For wikis, the one key measure of success is not how good the technology is, but how good the input is from users. So, a high-quality introduction and guide to whichever service you choose to use is essential, as is a firm guide to what level of comments and feedback are acceptable or otherwise.
Many vendors offer enterprise focused wiki solutions and there are some good open source options which require little more than some IT elbow grease for initial prototyping. Consider these products: Atlassian Confluence, eTouch Samepage (SaaS and on-premise), Media Wiki, SocialText, TikiWiki, Twiki (SaaS or on-premise) and Windows SharePoint Services (free version has wiki functionality).
Helps place disparate information in one place.
Can make it quicker to get new hires working.
Often free or low-cost to implement.
Requires positive staff acceptance and input to work well.
Can be an easy source of information for departing staff to take with them.
3. Strengthen Distributed or Virtual Teams
Reasons to use: Social media tools are great for creating a focal point for distributed offices and project teams. They encourage vibrant communication.
A couple of steps up from creating a wiki for a project is the use of collaboration software or services to manage a project in its entirety. This can include the use of time scheduling, instant messaging, file and document sharing, whiteboard discussions and budget management.
Large companies invest in unified communications and collaboration which ties in mobile devices, desk-based phones and any computer a person uses to ensure they are always update, available for the maximum amount of time and that the right message gets to the right person as quickly as possible.
Huddle is a good example of a collaboration site and is available for free in an ad-supported version with priced offerings at various levels all the way up to enterprise.
Acts as a central office for remote staff.
Maximizes the availability of people and information.
Hosted services can floor a project in the event of unexpected downtime.
Wrong or bad information can be spread just as quickly as good information.
Requires thoughtful execution and some training.
4. The Expert Blog
Reasons to use: Need to promote skills/products to a niche audience, want quality external input,
While some users want their social interactions to be viewed by millions, some companies are only interested in fishing for a limited number of prospective clients in their field. Here, the niche blog can be the social tool of choice.
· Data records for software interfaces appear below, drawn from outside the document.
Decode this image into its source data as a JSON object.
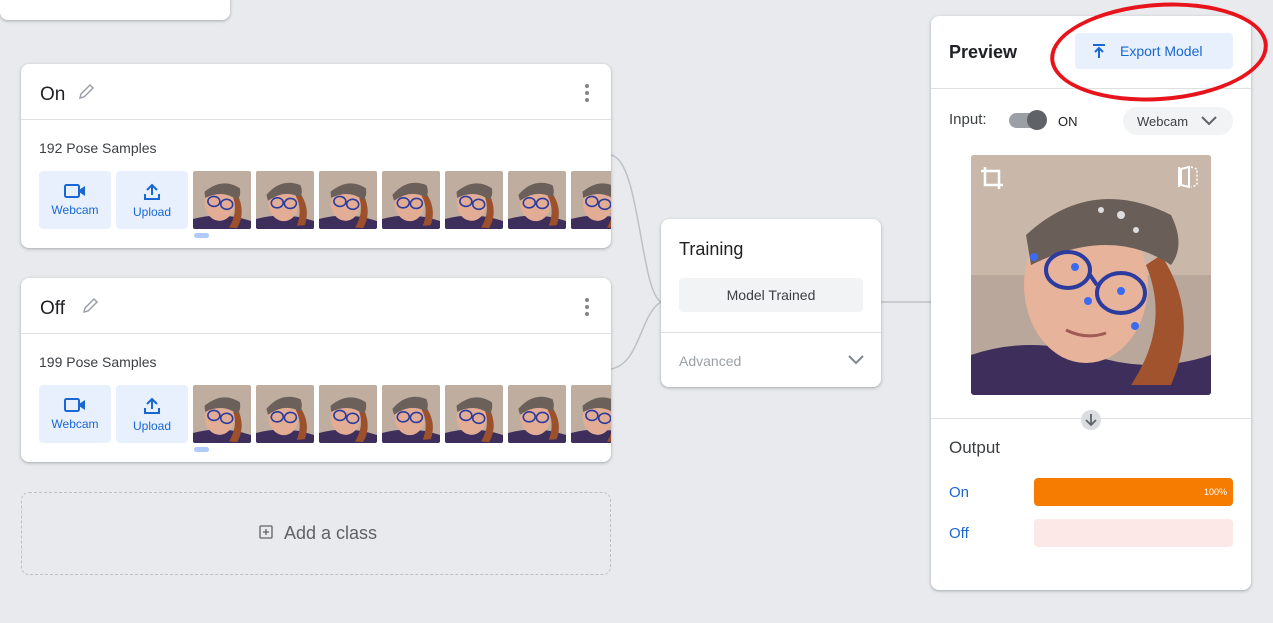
{
  "classes": [
    {
      "name": "On",
      "samples_label": "192 Pose Samples",
      "webcam_label": "Webcam",
      "upload_label": "Upload"
    },
    {
      "name": "Off",
      "samples_label": "199 Pose Samples",
      "webcam_label": "Webcam",
      "upload_label": "Upload"
    }
  ],
  "add_class_label": "Add a class",
  "training": {
    "title": "Training",
    "button_label": "Model Trained",
    "advanced_label": "Advanced"
  },
  "preview": {
    "title": "Preview",
    "export_label": "Export Model",
    "input_label": "Input:",
    "toggle_state": "ON",
    "source_select": "Webcam",
    "output_label": "Output",
    "outputs": [
      {
        "name": "On",
        "percent_text": "100%",
        "fraction": 1.0,
        "color": "#f57c00"
      },
      {
        "name": "Off",
        "percent_text": "",
        "fraction": 0.0,
        "color": "#fce8e6"
      }
    ]
  },
  "colors": {
    "accent": "#1967d2",
    "annotation": "#e8141c"
  }
}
Packed with the right SEO keywords, useful information for those within the field and practical advice for those would-be customers your blog can become a living, growing advert that can attract interest and customers. Developing a reputation as an expert in your company's field will also attract students, practitioners and fellow experts for pragmatic discourse over the blog, and potential recruitment opportunities down the line.
There are several big-hitter blogging services like Google's Blogger.com, MoveableType and WordPress which provide all the features required to start building a site that will attract your kind of people.
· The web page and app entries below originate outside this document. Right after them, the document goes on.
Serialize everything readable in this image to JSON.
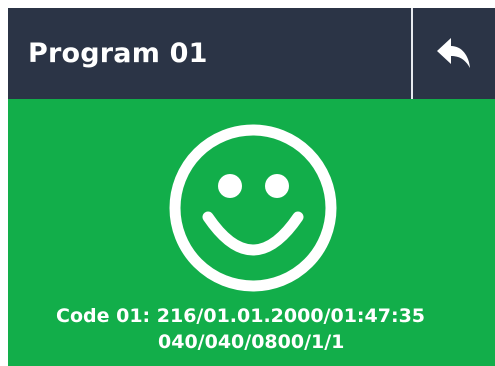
{
  "header": {
    "title": "Program 01",
    "back_icon": "reply-arrow-icon"
  },
  "status": {
    "icon": "smiley-face-icon",
    "background_color": "#12ae4a"
  },
  "code": {
    "line1": "Code 01: 216/01.01.2000/01:47:35",
    "line2": "040/040/0800/1/1"
  },
  "colors": {
    "header_bg": "#2b3446",
    "text": "#ffffff"
  }
}
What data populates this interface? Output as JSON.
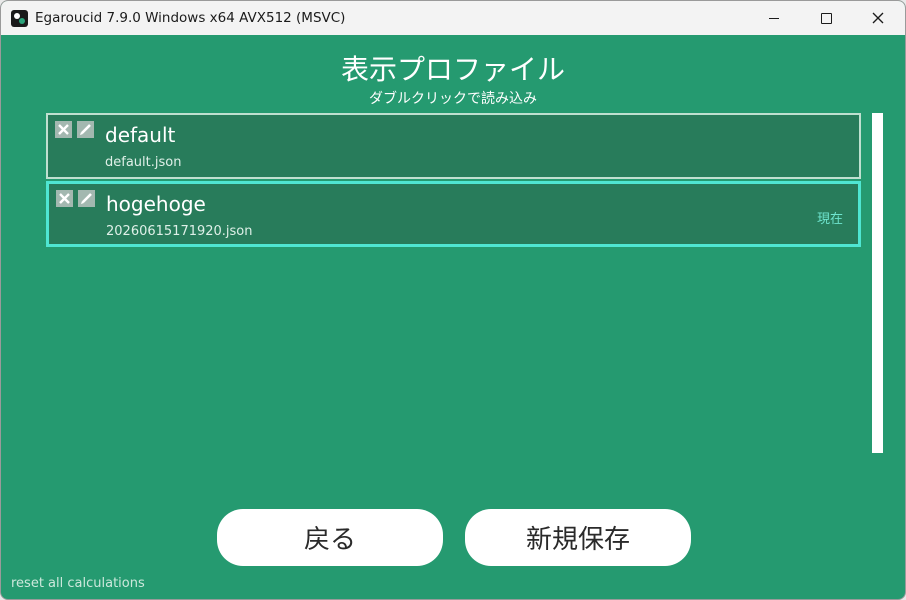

A good way for companies with information/knowledge assets to generate awareness.
A great way to encourage public dialog in a longer form.
Requires some time to build the content and awareness required.
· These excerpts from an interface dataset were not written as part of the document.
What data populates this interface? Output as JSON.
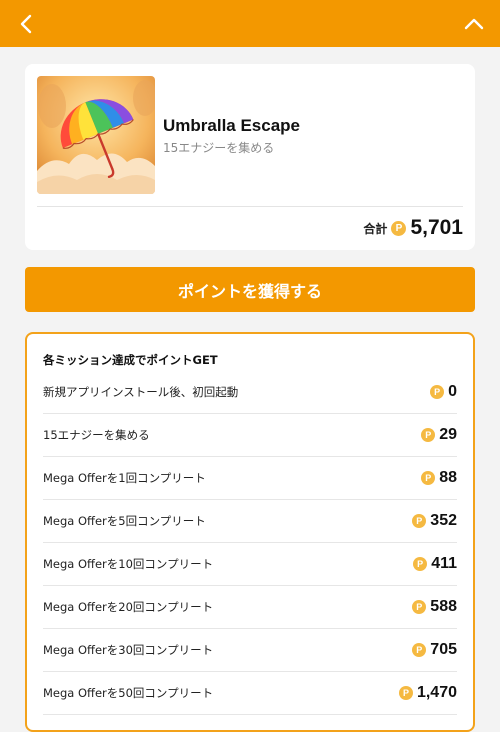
{
  "header": {
    "back_icon": "chevron-left-icon",
    "collapse_icon": "chevron-up-icon",
    "background_color": "#f39800"
  },
  "app": {
    "title": "Umbralla Escape",
    "subtitle": "15エナジーを集める",
    "total_label": "合計",
    "coin_glyph": "P",
    "total_points": "5,701"
  },
  "cta": {
    "label": "ポイントを獲得する"
  },
  "missions": {
    "title": "各ミッション達成でポイントGET",
    "items": [
      {
        "label": "新規アプリインストール後、初回起動",
        "points": "0"
      },
      {
        "label": "15エナジーを集める",
        "points": "29"
      },
      {
        "label": "Mega Offerを1回コンプリート",
        "points": "88"
      },
      {
        "label": "Mega Offerを5回コンプリート",
        "points": "352"
      },
      {
        "label": "Mega Offerを10回コンプリート",
        "points": "411"
      },
      {
        "label": "Mega Offerを20回コンプリート",
        "points": "588"
      },
      {
        "label": "Mega Offerを30回コンプリート",
        "points": "705"
      },
      {
        "label": "Mega Offerを50回コンプリート",
        "points": "1,470"
      }
    ]
  },
  "colors": {
    "accent": "#f39800",
    "coin": "#f5b941"
  }
}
Already lots of competition in most fields.
If not done well, can quickly send the wrong message.
Make Time for Community
Take a look at any existing social site and you can see companies throwing their weight behind a corporate or brand presence. This could be to get a message or product 'out there,' manage a conversation that would otherwise be held without them, work closer with clients/customers and forge new relationships.
It sometimes only takes a few minutes to start a social relationship or shift existing ones, yet the rewards can be long term and highly beneficial.